Almost all of them are made in China…however we can STILL make them.  Someone who might want an “attention getter” called a “miniature board book,” or who needs them for a promo quickly…we can help.Miniature Casebound (Hardback) Books

Miniature Casebound (Hardback) Books

For runs of a few hundred we can sometimes beat Chinese pricing.  We can definitely beat their delivery time and for a highly custom order we can suggest 100’s of colours, textures, materials and “add-ones.”

Features

  • Small
  • “Cute”
  • Unusual

 Benefits

  • Quickly draws attention and interest

 

Japanese Ribbon Binding

Months ago I did an E-mail on Japanese Binding. The product here is called “Japanese Ribbon Binding”.  I’ve looked up a number of websites and three of them call this product “Fancy Binding”.  The name Japanese Ribbon Binding is a copyrighted term.  Fancy Binding as a term is not possible to copyright because it is too generic.  These ribbon books are impressive!  We can produce them from a range of about 250 colours of ribbons; shiny/dull ribbons, ribbed ribbons, patterned ribbons, edged ribbons…the list goes on.

Japanese Ribbon Binding

 

Japanese Ribbon Binding

This binding style can be almost any size, for example it may be 4”x5” to as big as 16”x16”.  If the cover is a hardcover it must be “creased” (or scored) next to the binding so the cover can bend open.  I’ve seen books like this with fancy “ties” at each end of the ribbon; some with various hole spacings, one with double ribbons for 2 colours, one with an “eyelet” on each hole…let your imagination WANDER.

Japanese Ribbon Binding

Japanese Ribbon Binding

Features

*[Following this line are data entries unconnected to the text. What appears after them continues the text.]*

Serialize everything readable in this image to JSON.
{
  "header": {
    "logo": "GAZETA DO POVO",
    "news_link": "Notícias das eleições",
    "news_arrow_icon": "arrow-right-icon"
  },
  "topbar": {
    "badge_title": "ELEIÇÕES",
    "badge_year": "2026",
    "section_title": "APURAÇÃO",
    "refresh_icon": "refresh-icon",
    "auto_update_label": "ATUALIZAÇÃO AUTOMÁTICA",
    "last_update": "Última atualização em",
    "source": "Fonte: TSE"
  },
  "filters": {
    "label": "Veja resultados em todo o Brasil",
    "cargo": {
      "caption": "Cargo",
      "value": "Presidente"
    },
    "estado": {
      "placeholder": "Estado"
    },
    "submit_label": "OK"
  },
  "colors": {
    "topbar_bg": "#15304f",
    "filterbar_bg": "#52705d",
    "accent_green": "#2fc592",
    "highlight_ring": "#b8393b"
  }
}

  • Soft
  • Flexible

Benefits

  • Colourful
  • Highly distinctive
  • Lots of room for creativity

Factor to consider

  • How is the book going to be used, eg. context office, some to be used by kids…etc

Japanese Ribbon Binding